Raised by Wolves warns us: don’t get between a mother and her children. Even when the mother in question is an android.
The new HBO Max sci-fi series from Ridley Scott follows two androids raising human children on a mysterious planet. Mother and Father work to instill good atheist beliefs in their children, since a religious war destroyed their last planet. But then the sun god worshipping Mithraic arrive, and with them, more potential for war.
Note: This review contains some spoilers for the first three episodes of Raised by Wolves. Jump down to “The Bottom Line” for the spoiler-free final assessment.
The first episode of Raised by Wolves sets up a unique sci-fi world.
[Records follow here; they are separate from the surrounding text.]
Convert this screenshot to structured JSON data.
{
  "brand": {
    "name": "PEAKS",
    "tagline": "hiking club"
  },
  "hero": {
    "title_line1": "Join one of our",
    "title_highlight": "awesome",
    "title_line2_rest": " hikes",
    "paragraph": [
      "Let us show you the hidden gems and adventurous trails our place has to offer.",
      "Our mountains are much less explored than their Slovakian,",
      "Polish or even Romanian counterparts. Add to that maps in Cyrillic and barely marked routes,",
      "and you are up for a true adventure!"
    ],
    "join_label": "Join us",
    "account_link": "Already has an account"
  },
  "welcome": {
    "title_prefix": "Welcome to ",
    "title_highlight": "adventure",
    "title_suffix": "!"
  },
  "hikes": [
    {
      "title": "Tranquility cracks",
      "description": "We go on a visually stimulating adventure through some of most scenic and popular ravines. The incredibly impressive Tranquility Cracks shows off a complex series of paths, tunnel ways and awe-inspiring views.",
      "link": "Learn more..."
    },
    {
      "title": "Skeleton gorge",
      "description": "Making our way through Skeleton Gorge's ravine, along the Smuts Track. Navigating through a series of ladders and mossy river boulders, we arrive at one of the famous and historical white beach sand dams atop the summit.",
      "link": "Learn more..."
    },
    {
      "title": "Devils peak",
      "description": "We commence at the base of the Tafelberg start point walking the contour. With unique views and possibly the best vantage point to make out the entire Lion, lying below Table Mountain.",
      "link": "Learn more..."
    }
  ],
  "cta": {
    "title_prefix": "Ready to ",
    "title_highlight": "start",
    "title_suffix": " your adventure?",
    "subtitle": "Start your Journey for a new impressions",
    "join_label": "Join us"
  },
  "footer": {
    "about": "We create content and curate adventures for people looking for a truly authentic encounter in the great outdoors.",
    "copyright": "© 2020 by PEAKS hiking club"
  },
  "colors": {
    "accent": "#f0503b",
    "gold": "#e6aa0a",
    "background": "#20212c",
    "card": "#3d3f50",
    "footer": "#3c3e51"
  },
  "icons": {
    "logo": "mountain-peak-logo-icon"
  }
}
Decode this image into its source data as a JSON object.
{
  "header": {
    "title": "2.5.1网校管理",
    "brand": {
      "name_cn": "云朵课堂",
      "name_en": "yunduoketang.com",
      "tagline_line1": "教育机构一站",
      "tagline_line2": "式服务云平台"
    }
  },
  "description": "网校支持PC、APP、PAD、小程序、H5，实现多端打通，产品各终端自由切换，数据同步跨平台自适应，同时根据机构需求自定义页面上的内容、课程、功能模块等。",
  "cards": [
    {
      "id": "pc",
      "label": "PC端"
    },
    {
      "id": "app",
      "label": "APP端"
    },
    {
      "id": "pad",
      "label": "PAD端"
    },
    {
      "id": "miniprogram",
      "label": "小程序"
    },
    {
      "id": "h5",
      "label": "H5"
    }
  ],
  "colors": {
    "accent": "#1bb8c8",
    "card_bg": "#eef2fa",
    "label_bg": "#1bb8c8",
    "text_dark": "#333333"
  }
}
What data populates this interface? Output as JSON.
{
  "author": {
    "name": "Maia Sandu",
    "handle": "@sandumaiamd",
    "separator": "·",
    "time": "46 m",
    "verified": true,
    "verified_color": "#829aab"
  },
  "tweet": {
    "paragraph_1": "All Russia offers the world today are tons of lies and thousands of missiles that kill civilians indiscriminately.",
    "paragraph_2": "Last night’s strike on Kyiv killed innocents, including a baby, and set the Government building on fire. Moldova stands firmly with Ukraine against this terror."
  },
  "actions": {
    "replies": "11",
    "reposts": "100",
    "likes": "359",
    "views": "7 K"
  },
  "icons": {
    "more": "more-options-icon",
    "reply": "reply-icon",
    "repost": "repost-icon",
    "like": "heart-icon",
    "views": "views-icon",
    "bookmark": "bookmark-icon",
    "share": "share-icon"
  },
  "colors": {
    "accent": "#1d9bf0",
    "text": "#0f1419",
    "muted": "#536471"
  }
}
From the opening scene with the androids Mother and Father, we can see how their unusual – inhuman – reactions will shape the series. Feelings of unease and intrigue are heightened when a voiceover from Campion (one of the kids) matter-of-factly tells us, “All the bad stuff that happened wasn’t their fault.”
And boy, does bad stuff happen.
I spent a lot of the time watching Raised by Wolves audibly exclaiming, Oh! What the f#@?!
By the time we’re halfway through the pilot episode, the 8 person family (Mother, Father, and six kids) is down to just two.
Then the Mithraic arrive and attempt to kidnap Campion.
And Mother unleashes hell.
As Mother starts brutally taking out the Mithraic, it becomes clear she’s not quite the “generic mother figure” we’ve been led to believe. This android is INSANELY powerful. She’s FLYING. She’s BULLETPROOF. She can make people literally EXPLODE by screaming at them. And don’t even get me started on what happens when you just look at her.
After easily dispatching all of the Mithraic in her camp, Mother heads straight to the source – their ark ship. She seems to get more powerful with every passing second. In the end, she single-handedly takes control of the ship and crashes it, killing nearly everyone on board.
Except for the five children she’s kidnapped to replace the ones she lost, that is.
It’s an exhilarating sequence. The action is intense, the effects are cool. Mother becomes infinitely more terrifying and fascinating all at once. You’ll finish the pilot episode and eagerly hit “play” on episode 2.
Unfortunately, while the pilot feels like an exciting escalation with every new turn, the following episodes…don’t.
They’re not bad. But they do suffer from a serious loss of momentum. After watching Mother break out a truly insane level of special powers, it’s pretty dull to shift the focus to the children. I realize the kids are essential to the story, of course. But a bunch of regular human kids learning to farm is just never going to be as interesting as a super-powered android single-handedly taking down a spaceship full of hostiles.
And then there’s the question of the subject matter. It does feel at times that Raised by Wolves is one of those shows that’s stirring up controversial issues just for the sake of being edgy. There’s the religious/secular debate at the heart of the story, of course. The early episodes also bring up elements of abortion, as well as the sexual assault of a minor. (To be clear, this is referenced, not shown on screen.) Only three episodes in, it’s hard to tell if Raised by Wolves has something real to say here, or if it’s just trying to press buttons.
Raised by Wolves: The Bottom Line
Raised by Wolves gains points for being an original sci-fi concept and for keeping viewers on the edge of their seat in the pilot episode. Unfortunately, it loses more and more momentum as the series progresses. But ultimately, I’m interested enough in the world (and Mother) to want to keep watching and see where the story goes. If nothing else, it’s got a lot of potential.
You can stream the first three episodes of Raised by Wolves now on HBO Max.